*** Task material ***

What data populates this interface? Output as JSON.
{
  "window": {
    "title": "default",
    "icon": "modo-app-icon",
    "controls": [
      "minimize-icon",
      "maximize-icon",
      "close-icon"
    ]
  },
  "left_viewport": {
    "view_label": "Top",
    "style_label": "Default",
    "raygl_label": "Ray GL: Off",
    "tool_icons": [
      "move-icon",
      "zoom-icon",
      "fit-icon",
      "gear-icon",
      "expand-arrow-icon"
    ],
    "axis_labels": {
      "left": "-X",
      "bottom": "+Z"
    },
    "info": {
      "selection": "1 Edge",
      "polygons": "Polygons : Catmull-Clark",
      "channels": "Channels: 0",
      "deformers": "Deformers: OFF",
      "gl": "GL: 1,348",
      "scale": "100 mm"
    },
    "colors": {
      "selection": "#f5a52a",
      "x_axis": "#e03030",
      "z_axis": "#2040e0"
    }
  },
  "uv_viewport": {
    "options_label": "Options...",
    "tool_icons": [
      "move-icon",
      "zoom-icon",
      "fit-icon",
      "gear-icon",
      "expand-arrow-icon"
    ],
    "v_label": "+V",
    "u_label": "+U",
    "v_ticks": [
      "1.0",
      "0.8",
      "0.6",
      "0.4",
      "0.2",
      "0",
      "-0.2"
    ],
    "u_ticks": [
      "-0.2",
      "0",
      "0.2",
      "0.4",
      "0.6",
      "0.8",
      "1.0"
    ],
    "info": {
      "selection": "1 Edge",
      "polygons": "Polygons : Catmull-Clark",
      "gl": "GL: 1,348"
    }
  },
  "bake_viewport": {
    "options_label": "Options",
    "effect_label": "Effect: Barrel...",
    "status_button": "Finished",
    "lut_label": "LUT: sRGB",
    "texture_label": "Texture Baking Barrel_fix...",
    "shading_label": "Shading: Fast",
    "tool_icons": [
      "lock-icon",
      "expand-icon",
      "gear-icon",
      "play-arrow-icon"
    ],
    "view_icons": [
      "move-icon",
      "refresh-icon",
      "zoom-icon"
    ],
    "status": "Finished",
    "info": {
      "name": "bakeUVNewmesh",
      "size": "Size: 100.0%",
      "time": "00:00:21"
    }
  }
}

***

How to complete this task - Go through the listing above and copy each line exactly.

Exercise response -
What data populates this interface? Output as JSON.
{
  "window": {
    "title": "default",
    "icon": "modo-app-icon",
    "controls": [
      "minimize-icon",
      "maximize-icon",
      "close-icon"
    ]
  },
  "left_viewport": {
    "view_label": "Top",
    "style_label": "Default",
    "raygl_label": "Ray GL: Off",
    "tool_icons": [
      "move-icon",
      "zoom-icon",
      "fit-icon",
      "gear-icon",
      "expand-arrow-icon"
    ],
    "axis_labels": {
      "left": "-X",
      "bottom": "+Z"
    },
    "info": {
      "selection": "1 Edge",
      "polygons": "Polygons : Catmull-Clark",
      "channels": "Channels: 0",
      "deformers": "Deformers: OFF",
      "gl": "GL: 1,348",
      "scale": "100 mm"
    },
    "colors": {
      "selection": "#f5a52a",
      "x_axis": "#e03030",
      "z_axis": "#2040e0"
    }
  },
  "uv_viewport": {
    "options_label": "Options...",
    "tool_icons": [
      "move-icon",
      "zoom-icon",
      "fit-icon",
      "gear-icon",
      "expand-arrow-icon"
    ],
    "v_label": "+V",
    "u_label": "+U",
    "v_ticks": [
      "1.0",
      "0.8",
      "0.6",
      "0.4",
      "0.2",
      "0",
      "-0.2"
    ],
    "u_ticks": [
      "-0.2",
      "0",
      "0.2",
      "0.4",
      "0.6",
      "0.8",
      "1.0"
    ],
    "info": {
      "selection": "1 Edge",
      "polygons": "Polygons : Catmull-Clark",
      "gl": "GL: 1,348"
    }
  },
  "bake_viewport": {
    "options_label": "Options",
    "effect_label": "Effect: Barrel...",
    "status_button": "Finished",
    "lut_label": "LUT: sRGB",
    "texture_label": "Texture Baking Barrel_fix...",
    "shading_label": "Shading: Fast",
    "tool_icons": [
      "lock-icon",
      "expand-icon",
      "gear-icon",
      "play-arrow-icon"
    ],
    "view_icons": [
      "move-icon",
      "refresh-icon",
      "zoom-icon"
    ],
    "status": "Finished",
    "info": {
      "name": "bakeUVNewmesh",
      "size": "Size: 100.0%",
      "time": "00:00:21"
    }
  }
}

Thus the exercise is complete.